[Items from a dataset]
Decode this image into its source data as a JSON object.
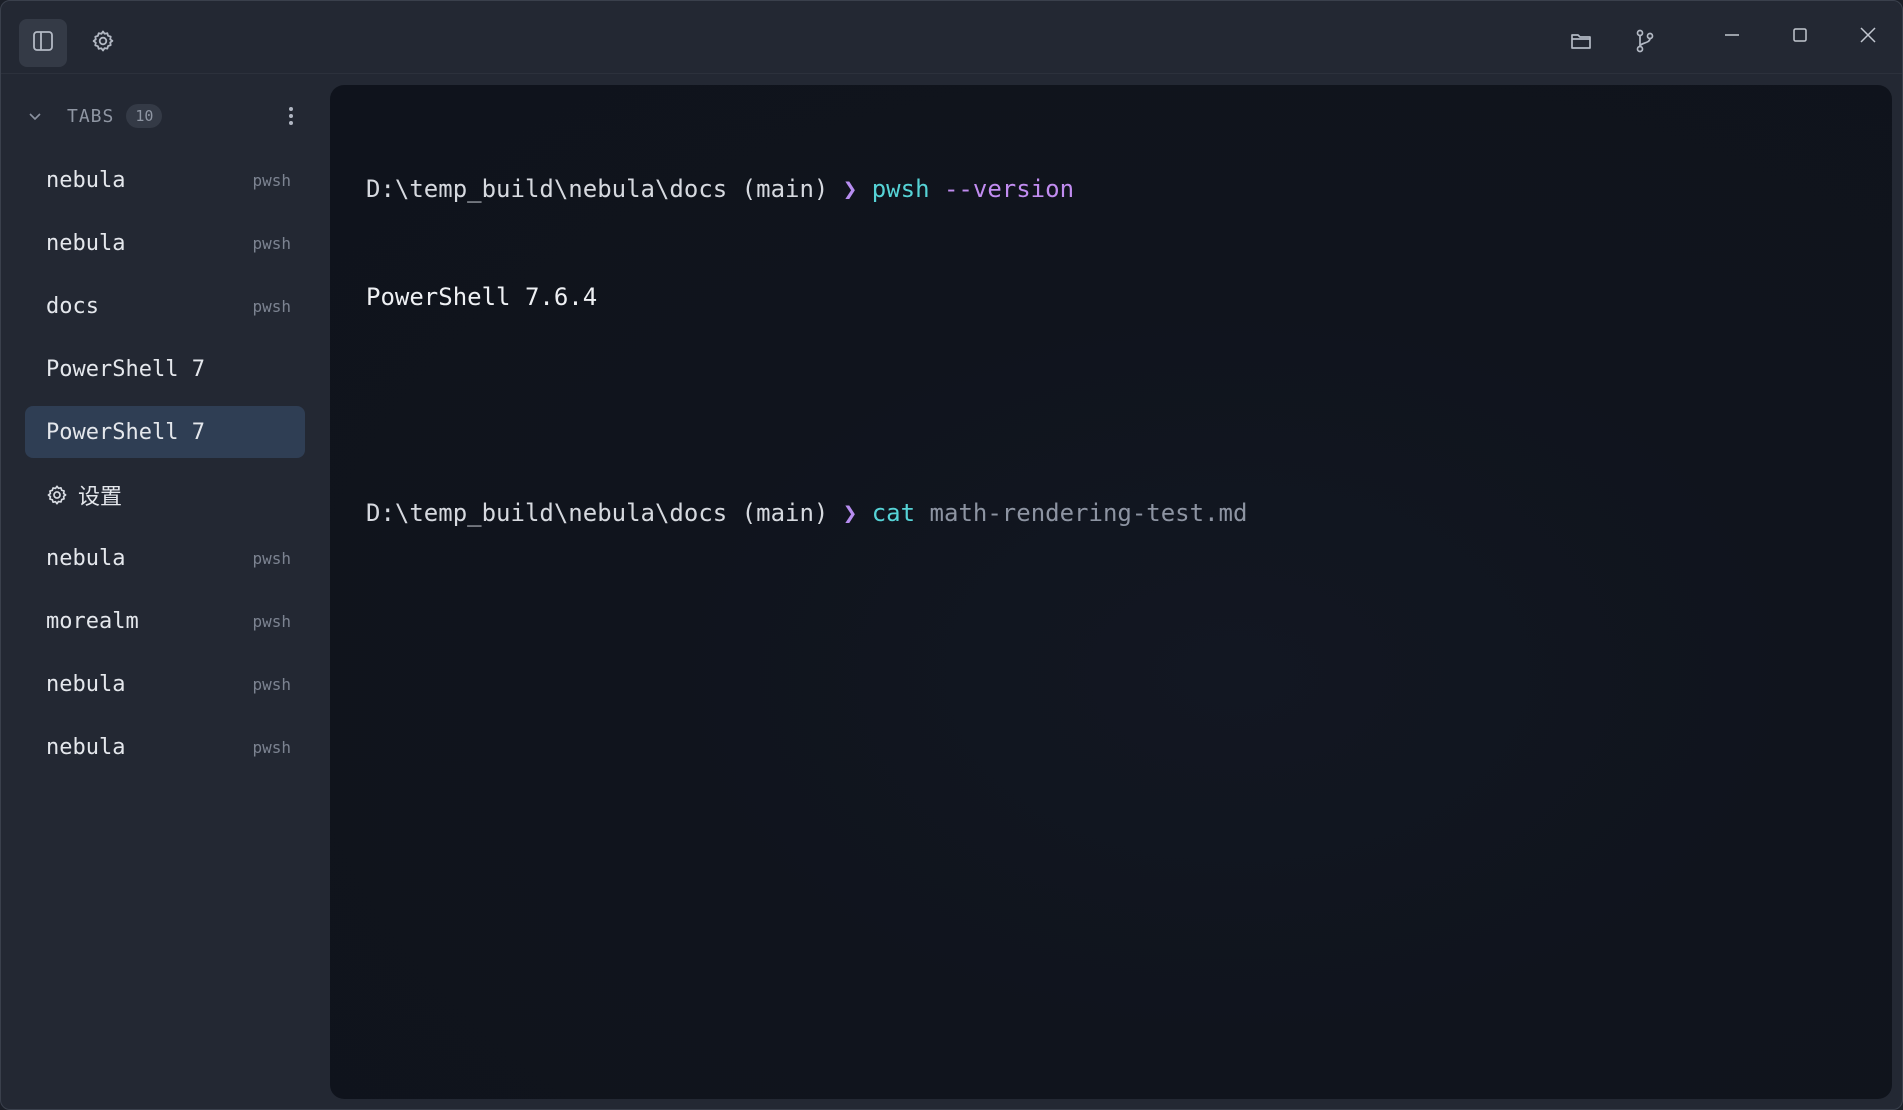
{
  "titlebar": {
    "icons": [
      "sidebar-toggle-icon",
      "gear-icon",
      "folder-icon",
      "git-branch-icon",
      "minimize-icon",
      "maximize-icon",
      "close-icon"
    ]
  },
  "sidebar": {
    "header": {
      "title": "TABS",
      "count": "10"
    },
    "tabs": [
      {
        "label": "nebula",
        "shell": "pwsh",
        "active": false
      },
      {
        "label": "nebula",
        "shell": "pwsh",
        "active": false
      },
      {
        "label": "docs",
        "shell": "pwsh",
        "active": false
      },
      {
        "label": "PowerShell 7",
        "shell": "",
        "active": false
      },
      {
        "label": "PowerShell 7",
        "shell": "",
        "active": true
      },
      {
        "label": "设置",
        "shell": "",
        "active": false,
        "icon": "gear-icon"
      },
      {
        "label": "nebula",
        "shell": "pwsh",
        "active": false
      },
      {
        "label": "morealm",
        "shell": "pwsh",
        "active": false
      },
      {
        "label": "nebula",
        "shell": "pwsh",
        "active": false
      },
      {
        "label": "nebula",
        "shell": "pwsh",
        "active": false
      }
    ]
  },
  "terminal": {
    "line1": {
      "path": "D:\\temp_build\\nebula\\docs (main)",
      "arrow": "❯",
      "command": "pwsh",
      "args": "--version"
    },
    "output1": "PowerShell 7.6.4",
    "line2": {
      "path": "D:\\temp_build\\nebula\\docs (main)",
      "arrow": "❯",
      "command": "cat",
      "args": "math-rendering-test.md"
    }
  },
  "colors": {
    "background": "#232833",
    "terminal_bg": "#10141d",
    "active_tab": "#2f3e54",
    "command": "#56d3d6",
    "prompt_arrow": "#b78df0",
    "flag": "#c18cf0"
  }
}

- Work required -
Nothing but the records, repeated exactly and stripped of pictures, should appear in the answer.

- Task response -
Decode this image into its source data as a JSON object.
{
  "titlebar": {
    "icons": [
      "sidebar-toggle-icon",
      "gear-icon",
      "folder-icon",
      "git-branch-icon",
      "minimize-icon",
      "maximize-icon",
      "close-icon"
    ]
  },
  "sidebar": {
    "header": {
      "title": "TABS",
      "count": "10"
    },
    "tabs": [
      {
        "label": "nebula",
        "shell": "pwsh",
        "active": false
      },
      {
        "label": "nebula",
        "shell": "pwsh",
        "active": false
      },
      {
        "label": "docs",
        "shell": "pwsh",
        "active": false
      },
      {
        "label": "PowerShell 7",
        "shell": "",
        "active": false
      },
      {
        "label": "PowerShell 7",
        "shell": "",
        "active": true
      },
      {
        "label": "设置",
        "shell": "",
        "active": false,
        "icon": "gear-icon"
      },
      {
        "label": "nebula",
        "shell": "pwsh",
        "active": false
      },
      {
        "label": "morealm",
        "shell": "pwsh",
        "active": false
      },
      {
        "label": "nebula",
        "shell": "pwsh",
        "active": false
      },
      {
        "label": "nebula",
        "shell": "pwsh",
        "active": false
      }
    ]
  },
  "terminal": {
    "line1": {
      "path": "D:\\temp_build\\nebula\\docs (main)",
      "arrow": "❯",
      "command": "pwsh",
      "args": "--version"
    },
    "output1": "PowerShell 7.6.4",
    "line2": {
      "path": "D:\\temp_build\\nebula\\docs (main)",
      "arrow": "❯",
      "command": "cat",
      "args": "math-rendering-test.md"
    }
  },
  "colors": {
    "background": "#232833",
    "terminal_bg": "#10141d",
    "active_tab": "#2f3e54",
    "command": "#56d3d6",
    "prompt_arrow": "#b78df0",
    "flag": "#c18cf0"
  }
}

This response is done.